It does open up a much broader conversation. And I think that, as an allergist, we all realize that. So getting good content and education about food allergies in general is something that you're seeing a lot more people focus on.
HCPLive: There's been discussion around federal regulation of immunotherapy marketing, such as with the recently-approved AR101 (Palforzia) from Aimmune Therapeutics, serving as an additional vote of confidence for potential patients. What do you think the next step would be in improving food allergy patient confidence?
Marks-Cogan: I think it is collectively thought that it's very exciting that it was approved and that it's going to be an available option for parents and patients with peanut allergy. And I think in general, it adds to this whole focus on food allergy and spreading awareness. But I think that we need to understand that it's not a cure, and it's not going to be for every patient with peanut allergy course. It can be more expensive than just general oral immunotherapy.
So, we need to be very measured with all the response to Palforiza, and the media does as well, because we don't want to give parents a false hope. But, it also gives us another avenue for educating parents and the public on food allergy in general. From my standpoint with Ready, Set, Food, our mission is really to focus on food allergy prevention. It helps us as well, because we realize that there still is no true cure for food allergy, even though we have Palforzia. It's a wonderful addition and a wonderful option, but there is no cure.
So, we still need to focus a lot of our energy on prevention, and we have this beautiful science on prevention and early allergen introduction, so let's really focus on that.
HCPLive: Could you give some more details to where that research stands right now? What's next?
Marks-Cogan: Absolutely. We have our landmark trials—the LEAP trial, the EAT trial, and even the PETIT trial. There are a lot of trials in process that are looking at even earlier introduction. There are lots of combinations of things being looked: eczema care, early allergen introduction, even breastfeeding. So, I think there's just a lot more energy, time, and money being given to this. But for me, I've been advocating for early allergen introduction even before the LEAP trial. When it came out, it was very validating.

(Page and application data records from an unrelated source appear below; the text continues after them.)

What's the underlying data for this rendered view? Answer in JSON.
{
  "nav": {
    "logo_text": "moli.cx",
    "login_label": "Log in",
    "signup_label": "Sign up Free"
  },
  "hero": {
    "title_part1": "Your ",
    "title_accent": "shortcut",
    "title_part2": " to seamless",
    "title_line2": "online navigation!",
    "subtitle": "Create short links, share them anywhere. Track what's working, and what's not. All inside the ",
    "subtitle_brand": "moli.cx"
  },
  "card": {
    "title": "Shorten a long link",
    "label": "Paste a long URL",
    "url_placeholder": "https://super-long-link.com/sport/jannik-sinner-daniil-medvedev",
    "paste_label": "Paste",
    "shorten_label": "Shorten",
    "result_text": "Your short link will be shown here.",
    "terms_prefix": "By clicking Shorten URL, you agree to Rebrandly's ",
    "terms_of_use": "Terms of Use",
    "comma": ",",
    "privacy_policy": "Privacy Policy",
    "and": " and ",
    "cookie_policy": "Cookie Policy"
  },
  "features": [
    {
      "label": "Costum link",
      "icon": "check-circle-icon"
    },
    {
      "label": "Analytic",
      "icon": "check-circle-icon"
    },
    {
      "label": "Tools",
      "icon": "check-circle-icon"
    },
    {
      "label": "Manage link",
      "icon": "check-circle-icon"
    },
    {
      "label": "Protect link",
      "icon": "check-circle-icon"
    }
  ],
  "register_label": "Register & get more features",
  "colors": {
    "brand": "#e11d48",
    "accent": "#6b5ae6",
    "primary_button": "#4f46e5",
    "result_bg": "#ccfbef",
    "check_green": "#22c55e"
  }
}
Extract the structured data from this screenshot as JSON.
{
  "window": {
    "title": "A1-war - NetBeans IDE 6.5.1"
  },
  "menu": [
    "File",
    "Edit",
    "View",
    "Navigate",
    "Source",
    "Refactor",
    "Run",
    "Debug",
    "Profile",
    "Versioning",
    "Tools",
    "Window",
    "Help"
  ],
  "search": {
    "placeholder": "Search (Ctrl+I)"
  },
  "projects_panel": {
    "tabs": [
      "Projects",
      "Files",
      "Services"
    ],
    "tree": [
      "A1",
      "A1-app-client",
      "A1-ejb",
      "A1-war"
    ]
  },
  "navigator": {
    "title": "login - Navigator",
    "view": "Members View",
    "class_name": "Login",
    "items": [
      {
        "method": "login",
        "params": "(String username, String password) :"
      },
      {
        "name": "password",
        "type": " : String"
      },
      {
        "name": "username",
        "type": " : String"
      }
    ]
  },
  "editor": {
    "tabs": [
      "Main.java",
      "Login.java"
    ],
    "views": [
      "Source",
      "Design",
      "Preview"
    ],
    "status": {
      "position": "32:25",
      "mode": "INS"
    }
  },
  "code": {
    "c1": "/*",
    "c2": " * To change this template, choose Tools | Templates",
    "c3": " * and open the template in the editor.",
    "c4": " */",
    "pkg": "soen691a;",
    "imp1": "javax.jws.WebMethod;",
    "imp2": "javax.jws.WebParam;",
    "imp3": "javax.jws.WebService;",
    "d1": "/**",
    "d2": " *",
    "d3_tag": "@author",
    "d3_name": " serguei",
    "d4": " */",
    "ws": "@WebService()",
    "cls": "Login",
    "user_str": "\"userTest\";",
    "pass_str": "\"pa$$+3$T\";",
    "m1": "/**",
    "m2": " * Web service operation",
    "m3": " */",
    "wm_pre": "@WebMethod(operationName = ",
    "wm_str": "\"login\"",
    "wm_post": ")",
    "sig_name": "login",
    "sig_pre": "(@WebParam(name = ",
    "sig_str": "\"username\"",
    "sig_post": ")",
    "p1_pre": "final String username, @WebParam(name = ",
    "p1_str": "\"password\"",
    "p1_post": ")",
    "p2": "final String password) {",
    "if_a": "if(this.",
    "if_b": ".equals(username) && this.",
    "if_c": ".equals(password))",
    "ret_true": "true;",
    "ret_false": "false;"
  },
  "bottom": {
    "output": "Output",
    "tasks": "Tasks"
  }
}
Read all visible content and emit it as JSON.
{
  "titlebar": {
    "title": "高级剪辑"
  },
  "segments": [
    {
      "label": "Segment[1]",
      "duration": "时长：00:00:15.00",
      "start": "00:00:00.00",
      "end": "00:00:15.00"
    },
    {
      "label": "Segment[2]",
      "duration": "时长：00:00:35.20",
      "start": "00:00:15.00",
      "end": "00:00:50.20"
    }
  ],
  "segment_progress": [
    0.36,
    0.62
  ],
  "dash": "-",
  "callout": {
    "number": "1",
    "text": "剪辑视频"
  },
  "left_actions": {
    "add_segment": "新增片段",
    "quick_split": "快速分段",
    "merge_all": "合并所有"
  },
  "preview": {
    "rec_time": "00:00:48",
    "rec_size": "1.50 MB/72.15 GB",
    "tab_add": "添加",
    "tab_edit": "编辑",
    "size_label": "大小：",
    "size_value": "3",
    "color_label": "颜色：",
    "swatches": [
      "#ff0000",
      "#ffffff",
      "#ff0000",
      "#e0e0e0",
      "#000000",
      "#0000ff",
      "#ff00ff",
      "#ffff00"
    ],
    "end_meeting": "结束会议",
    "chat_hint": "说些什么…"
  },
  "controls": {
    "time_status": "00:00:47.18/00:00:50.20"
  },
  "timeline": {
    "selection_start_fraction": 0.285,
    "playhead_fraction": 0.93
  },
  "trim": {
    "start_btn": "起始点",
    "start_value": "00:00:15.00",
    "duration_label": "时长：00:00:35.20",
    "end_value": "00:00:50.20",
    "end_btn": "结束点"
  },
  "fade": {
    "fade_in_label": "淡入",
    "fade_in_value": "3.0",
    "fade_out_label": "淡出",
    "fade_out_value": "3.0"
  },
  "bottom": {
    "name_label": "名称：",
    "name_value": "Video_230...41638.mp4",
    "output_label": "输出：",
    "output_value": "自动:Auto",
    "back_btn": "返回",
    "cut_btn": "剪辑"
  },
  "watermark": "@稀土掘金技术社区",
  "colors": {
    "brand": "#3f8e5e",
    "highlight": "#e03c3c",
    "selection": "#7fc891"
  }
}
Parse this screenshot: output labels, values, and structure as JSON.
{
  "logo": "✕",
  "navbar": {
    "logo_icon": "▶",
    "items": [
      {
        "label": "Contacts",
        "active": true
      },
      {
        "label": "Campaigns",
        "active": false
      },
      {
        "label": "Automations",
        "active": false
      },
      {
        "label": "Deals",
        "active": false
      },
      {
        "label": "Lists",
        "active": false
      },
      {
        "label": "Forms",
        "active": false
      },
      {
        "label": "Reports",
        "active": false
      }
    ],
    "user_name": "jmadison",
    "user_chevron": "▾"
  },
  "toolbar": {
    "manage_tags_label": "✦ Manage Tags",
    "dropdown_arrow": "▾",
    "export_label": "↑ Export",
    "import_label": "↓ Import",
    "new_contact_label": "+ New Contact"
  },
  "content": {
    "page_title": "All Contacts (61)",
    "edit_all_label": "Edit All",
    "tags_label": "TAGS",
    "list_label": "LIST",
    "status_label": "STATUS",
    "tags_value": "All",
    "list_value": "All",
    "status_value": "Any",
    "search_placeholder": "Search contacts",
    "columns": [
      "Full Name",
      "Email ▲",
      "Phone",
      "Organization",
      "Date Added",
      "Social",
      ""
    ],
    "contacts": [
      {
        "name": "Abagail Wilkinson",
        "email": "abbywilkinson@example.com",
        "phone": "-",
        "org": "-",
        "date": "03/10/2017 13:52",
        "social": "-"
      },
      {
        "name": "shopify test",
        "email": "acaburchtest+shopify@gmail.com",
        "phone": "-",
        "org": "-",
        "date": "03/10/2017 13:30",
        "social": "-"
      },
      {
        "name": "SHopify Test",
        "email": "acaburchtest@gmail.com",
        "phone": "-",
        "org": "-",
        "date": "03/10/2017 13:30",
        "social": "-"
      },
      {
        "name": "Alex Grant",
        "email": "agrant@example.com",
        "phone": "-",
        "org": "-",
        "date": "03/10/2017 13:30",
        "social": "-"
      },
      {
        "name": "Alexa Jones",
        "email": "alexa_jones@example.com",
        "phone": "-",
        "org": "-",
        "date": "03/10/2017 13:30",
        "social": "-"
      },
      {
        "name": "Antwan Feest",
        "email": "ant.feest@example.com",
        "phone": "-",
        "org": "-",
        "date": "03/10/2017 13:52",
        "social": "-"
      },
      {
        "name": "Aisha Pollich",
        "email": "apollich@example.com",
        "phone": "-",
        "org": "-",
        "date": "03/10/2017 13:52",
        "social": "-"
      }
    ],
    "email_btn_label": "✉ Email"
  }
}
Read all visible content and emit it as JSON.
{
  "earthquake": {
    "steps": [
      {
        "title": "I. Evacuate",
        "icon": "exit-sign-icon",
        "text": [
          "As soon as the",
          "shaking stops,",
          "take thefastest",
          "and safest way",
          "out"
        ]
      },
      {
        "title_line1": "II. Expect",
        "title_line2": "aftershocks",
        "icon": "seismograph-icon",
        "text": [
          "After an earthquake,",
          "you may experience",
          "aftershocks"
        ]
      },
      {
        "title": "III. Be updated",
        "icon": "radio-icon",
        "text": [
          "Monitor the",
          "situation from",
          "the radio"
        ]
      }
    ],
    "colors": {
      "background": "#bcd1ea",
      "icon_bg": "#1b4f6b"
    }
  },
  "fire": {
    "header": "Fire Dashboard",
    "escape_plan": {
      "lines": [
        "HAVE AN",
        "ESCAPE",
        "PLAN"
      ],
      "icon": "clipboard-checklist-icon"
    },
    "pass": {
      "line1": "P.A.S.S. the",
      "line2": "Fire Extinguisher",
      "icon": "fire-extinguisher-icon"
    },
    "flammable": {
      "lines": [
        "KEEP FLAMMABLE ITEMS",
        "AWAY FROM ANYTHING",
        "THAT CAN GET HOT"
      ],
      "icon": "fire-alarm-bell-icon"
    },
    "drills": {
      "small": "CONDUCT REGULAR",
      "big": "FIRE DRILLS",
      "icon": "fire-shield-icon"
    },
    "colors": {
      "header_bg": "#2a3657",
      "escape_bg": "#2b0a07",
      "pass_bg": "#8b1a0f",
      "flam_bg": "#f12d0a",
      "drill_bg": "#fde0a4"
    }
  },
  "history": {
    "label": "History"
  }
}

But I think one of the main issues with all this wonderful science and all of this great awareness is actually, how do we implement it into everyday life of busy families? And I think that's the biggest roadblock.
I did it with my son. He was born in May 2015, and LEAP came out in February 2015. I actually knew to give him bamba this many times a week, and I gave him pureed scrambled eggs, and I gave him Greek yogurt. And I tried to make sure that all the caregivers and everybody was on the schedule to feed him these foods, so that I can hopefully reduce his risk of developing allergies. And what I realized is that it's really hard.
It's really tough to feed babies, it's hard to feed them if they're not developmentally ready to be eating solids. And even when they are, giving them multiple allergenic foods multiple times a week is really tough. That was one of the motivating factors when Andy Leitner, who's one of the co-founders of Ready, Set, Food—when his son was diagnosed with severe food allergies, he thought, 'Is there something I could have done to help get allergens into my son earlier, to make it a reduced risk?' Those were the motivating factors.
So when you ask where is this is going, there are more studies that I hope will strengthen the studies that we already have. But the next step really is, how do we implement it? We have guidelines, the NIH guidelines, and they do give some tips on the DIY of implementing peanuts into babies' diets. And those are great. But I think when you actually sit down with a parent and say, 'Are you able to do that?', you're going to get a lot who say, 'No, this is really hard.'
I think that's what we're going to do next: try and figure out a way to actually implement these guidelines.